SUPPLIED MATERIAL ▸
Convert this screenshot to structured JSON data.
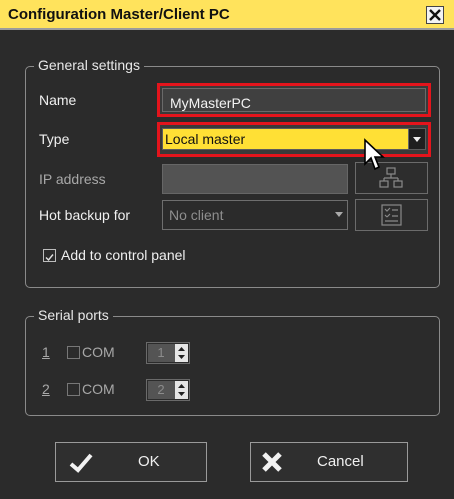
{
  "window": {
    "title": "Configuration Master/Client PC",
    "close_icon": "close-icon"
  },
  "general": {
    "legend": "General settings",
    "name_label": "Name",
    "name_value": "MyMasterPC",
    "type_label": "Type",
    "type_value": "Local master",
    "ip_label": "IP address",
    "ip_value": "",
    "network_icon": "network-tree-icon",
    "hot_backup_label": "Hot backup for",
    "hot_backup_value": "No client",
    "backup_icon": "checklist-icon",
    "add_to_panel_label": "Add to control panel",
    "add_to_panel_checked": true
  },
  "serial": {
    "legend": "Serial ports",
    "ports": [
      {
        "index": "1",
        "com_label": "COM",
        "checked": false,
        "number": "1"
      },
      {
        "index": "2",
        "com_label": "COM",
        "checked": false,
        "number": "2"
      }
    ]
  },
  "buttons": {
    "ok_label": "OK",
    "cancel_label": "Cancel"
  },
  "colors": {
    "title_bar": "#ffe35c",
    "highlight_border": "#e4141c",
    "type_field": "#ffe035"
  }
}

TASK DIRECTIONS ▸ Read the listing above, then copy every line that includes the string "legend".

TASK RESULT ▸
    "legend": "General settings",
    "legend": "Serial ports",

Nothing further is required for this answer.